- **Required work**
Every line below that has the string "Collection" needs to be copied.

·····

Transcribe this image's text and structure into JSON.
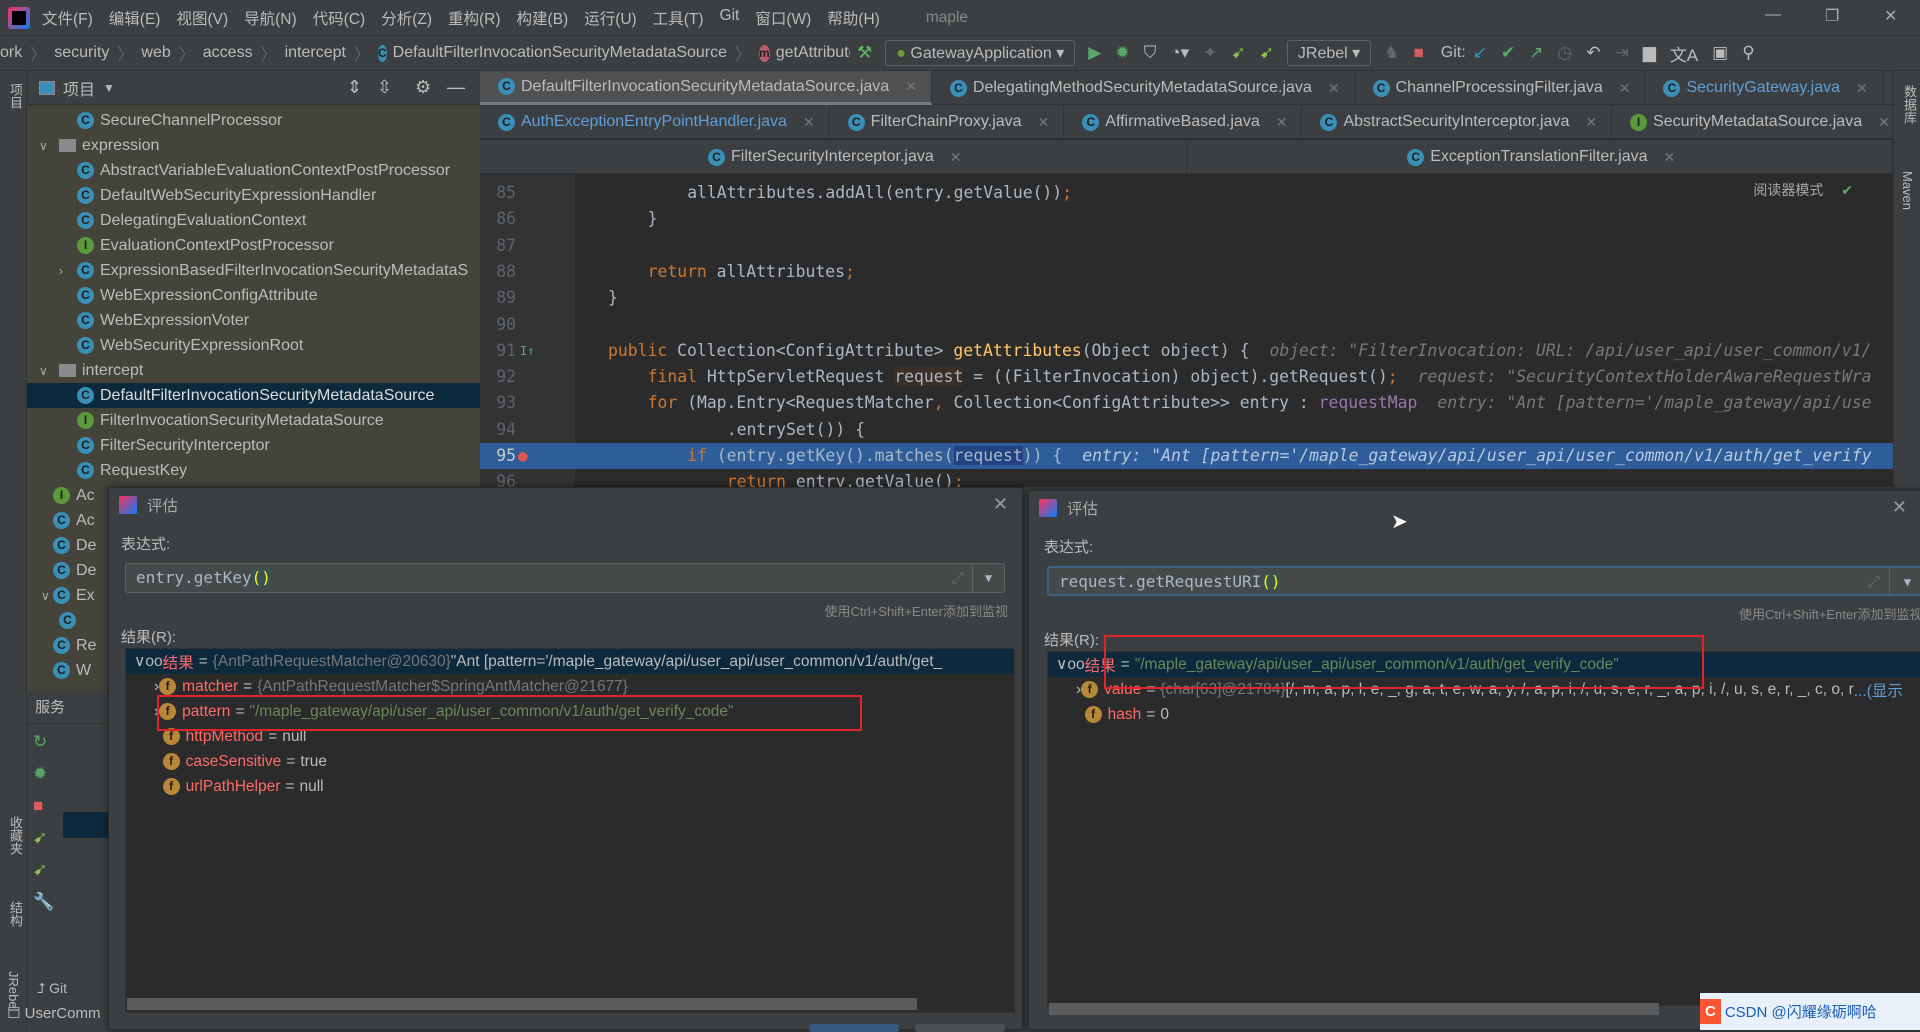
{
  "menubar": {
    "items": [
      "文件(F)",
      "编辑(E)",
      "视图(V)",
      "导航(N)",
      "代码(C)",
      "分析(Z)",
      "重构(R)",
      "构建(B)",
      "运行(U)",
      "工具(T)",
      "Git",
      "窗口(W)",
      "帮助(H)"
    ],
    "project_name": "maple"
  },
  "breadcrumb": [
    "ork",
    "security",
    "web",
    "access",
    "intercept",
    "DefaultFilterInvocationSecurityMetadataSource",
    "getAttributes"
  ],
  "toolbar": {
    "run_config": "GatewayApplication",
    "jrebel": "JRebel",
    "git_label": "Git:"
  },
  "left_stripe": {
    "project": "项目",
    "favorites": "收藏夹",
    "structure": "结构",
    "jrebel": "JRebel"
  },
  "right_stripe": {
    "database": "数据库",
    "maven": "Maven"
  },
  "project": {
    "title": "项目",
    "items": [
      {
        "label": "SecureChannelProcessor",
        "icon": "class",
        "level": 2
      },
      {
        "label": "expression",
        "icon": "folder",
        "level": 1,
        "expanded": true
      },
      {
        "label": "AbstractVariableEvaluationContextPostProcessor",
        "icon": "class",
        "level": 2
      },
      {
        "label": "DefaultWebSecurityExpressionHandler",
        "icon": "class",
        "level": 2
      },
      {
        "label": "DelegatingEvaluationContext",
        "icon": "class",
        "level": 2
      },
      {
        "label": "EvaluationContextPostProcessor",
        "icon": "interface",
        "level": 2
      },
      {
        "label": "ExpressionBasedFilterInvocationSecurityMetadataS",
        "icon": "class",
        "level": 2,
        "collapsed": true
      },
      {
        "label": "WebExpressionConfigAttribute",
        "icon": "class",
        "level": 2
      },
      {
        "label": "WebExpressionVoter",
        "icon": "class",
        "level": 2
      },
      {
        "label": "WebSecurityExpressionRoot",
        "icon": "class",
        "level": 2
      },
      {
        "label": "intercept",
        "icon": "folder",
        "level": 1,
        "expanded": true
      },
      {
        "label": "DefaultFilterInvocationSecurityMetadataSource",
        "icon": "class",
        "level": 2,
        "selected": true
      },
      {
        "label": "FilterInvocationSecurityMetadataSource",
        "icon": "interface",
        "level": 2
      },
      {
        "label": "FilterSecurityInterceptor",
        "icon": "class",
        "level": 2
      },
      {
        "label": "RequestKey",
        "icon": "class",
        "level": 2
      },
      {
        "label": "Ac",
        "icon": "interface",
        "level": 0
      },
      {
        "label": "Ac",
        "icon": "class",
        "level": 0
      },
      {
        "label": "De",
        "icon": "class",
        "level": 0
      },
      {
        "label": "De",
        "icon": "class",
        "level": 0
      },
      {
        "label": "Ex",
        "icon": "class",
        "level": 0,
        "expanded": true
      },
      {
        "label": "",
        "icon": "class",
        "level": 1
      },
      {
        "label": "Re",
        "icon": "class",
        "level": 0
      },
      {
        "label": "W",
        "icon": "class",
        "level": 0
      }
    ]
  },
  "services": {
    "title": "服务"
  },
  "bottom": {
    "git": "Git",
    "user_comm": "UserComm"
  },
  "editor": {
    "tab_rows": [
      [
        {
          "label": "DefaultFilterInvocationSecurityMetadataSource.java",
          "active": true
        },
        {
          "label": "DelegatingMethodSecurityMetadataSource.java"
        },
        {
          "label": "ChannelProcessingFilter.java"
        },
        {
          "label": "SecurityGateway.java",
          "blue": true
        }
      ],
      [
        {
          "label": "AuthExceptionEntryPointHandler.java",
          "blue": true
        },
        {
          "label": "FilterChainProxy.java"
        },
        {
          "label": "AffirmativeBased.java"
        },
        {
          "label": "AbstractSecurityInterceptor.java"
        },
        {
          "label": "SecurityMetadataSource.java",
          "icon": "interface"
        }
      ],
      [
        {
          "label": "FilterSecurityInterceptor.java"
        },
        {
          "label": "ExceptionTranslationFilter.java"
        }
      ]
    ],
    "reader_mode": "阅读器模式",
    "lines": [
      {
        "num": "85",
        "indent": 8,
        "tokens": [
          [
            "",
            "allAttributes.addAll(entry.getValue())"
          ],
          [
            "k",
            ";"
          ]
        ]
      },
      {
        "num": "86",
        "indent": 4,
        "tokens": [
          [
            "",
            "}"
          ]
        ]
      },
      {
        "num": "87",
        "indent": 0,
        "tokens": []
      },
      {
        "num": "88",
        "indent": 4,
        "tokens": [
          [
            "k",
            "return "
          ],
          [
            "",
            "allAttributes"
          ],
          [
            "k",
            ";"
          ]
        ]
      },
      {
        "num": "89",
        "indent": 0,
        "tokens": [
          [
            "",
            "}"
          ]
        ]
      },
      {
        "num": "90",
        "indent": 0,
        "tokens": []
      },
      {
        "num": "91",
        "indent": 0,
        "tokens": [
          [
            "k",
            "public "
          ],
          [
            "",
            "Collection<ConfigAttribute> "
          ],
          [
            "fn",
            "getAttributes"
          ],
          [
            "",
            "(Object object) {"
          ]
        ],
        "hint": "object: \"FilterInvocation: URL: /api/user_api/user_common/v1/"
      },
      {
        "num": "92",
        "indent": 4,
        "tokens": [
          [
            "k",
            "final "
          ],
          [
            "",
            "HttpServletRequest "
          ],
          [
            "hl",
            "request"
          ],
          [
            "",
            " = ((FilterInvocation) object).getRequest()"
          ],
          [
            "k",
            ";"
          ]
        ],
        "hint": "request: \"SecurityContextHolderAwareRequestWra"
      },
      {
        "num": "93",
        "indent": 4,
        "tokens": [
          [
            "k",
            "for "
          ],
          [
            "",
            "(Map.Entry<RequestMatcher"
          ],
          [
            "k",
            ", "
          ],
          [
            "",
            "Collection<ConfigAttribute>> entry : "
          ],
          [
            "fld",
            "requestMap"
          ]
        ],
        "hint": "entry: \"Ant [pattern='/maple_gateway/api/use"
      },
      {
        "num": "94",
        "indent": 12,
        "tokens": [
          [
            "",
            ".entrySet()) {"
          ]
        ]
      },
      {
        "num": "95",
        "indent": 8,
        "exec": true,
        "tokens": [
          [
            "k",
            "if "
          ],
          [
            "",
            "(entry.getKey().matches("
          ],
          [
            "selw",
            "request"
          ],
          [
            "",
            ")) {"
          ]
        ],
        "hint": "entry: \"Ant [pattern='/maple_gateway/api/user_api/user_common/v1/auth/get_verify"
      },
      {
        "num": "96",
        "indent": 12,
        "tokens": [
          [
            "k",
            "return "
          ],
          [
            "",
            "entry.getValue()"
          ],
          [
            "k",
            ";"
          ]
        ]
      }
    ]
  },
  "eval_left": {
    "title": "评估",
    "expr_label": "表达式:",
    "expression": "entry.getKey",
    "expr_parens": "()",
    "hint": "使用Ctrl+Shift+Enter添加到监视",
    "result_label": "结果(R):",
    "rows": [
      {
        "name": "结果",
        "type": "{AntPathRequestMatcher@20630}",
        "value": "\"Ant [pattern='/maple_gateway/api/user_api/user_common/v1/auth/get_",
        "root": true
      },
      {
        "name": "matcher",
        "type": "{AntPathRequestMatcher$SpringAntMatcher@21677}",
        "value": "",
        "expandable": true
      },
      {
        "name": "pattern",
        "type": "",
        "value": "\"/maple_gateway/api/user_api/user_common/v1/auth/get_verify_code\"",
        "string": true,
        "expandable": true
      },
      {
        "name": "httpMethod",
        "type": "",
        "value": "null"
      },
      {
        "name": "caseSensitive",
        "type": "",
        "value": "true"
      },
      {
        "name": "urlPathHelper",
        "type": "",
        "value": "null"
      }
    ]
  },
  "eval_right": {
    "title": "评估",
    "expr_label": "表达式:",
    "expression": "request.getRequestURI",
    "expr_parens": "()",
    "hint": "使用Ctrl+Shift+Enter添加到监视",
    "result_label": "结果(R):",
    "rows": [
      {
        "name": "结果",
        "type": "",
        "value": "\"/maple_gateway/api/user_api/user_common/v1/auth/get_verify_code\"",
        "string": true,
        "root": true
      },
      {
        "name": "value",
        "type": "{char[63]@21784}",
        "value": "[/, m, a, p, l, e, _, g, a, t, e, w, a, y, /, a, p, i, /, u, s, e, r, _, a, p, i, /, u, s, e, r, _, c, o, r",
        "more": "...(显示",
        "expandable": true
      },
      {
        "name": "hash",
        "type": "",
        "value": "0"
      }
    ]
  },
  "watermark": "CSDN @闪耀缘砺啊哈",
  "colors": {
    "editor_bg": "#2b2b2b",
    "panel_bg": "#3c3f41",
    "exec_line": "#2e5d9a",
    "keyword": "#cc7832",
    "string": "#6a8759",
    "highlight_box": "#e0242a"
  }
}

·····

- **Response to the task**
            "Collection<ConfigAttribute> "
            "Collection<ConfigAttribute>> entry : "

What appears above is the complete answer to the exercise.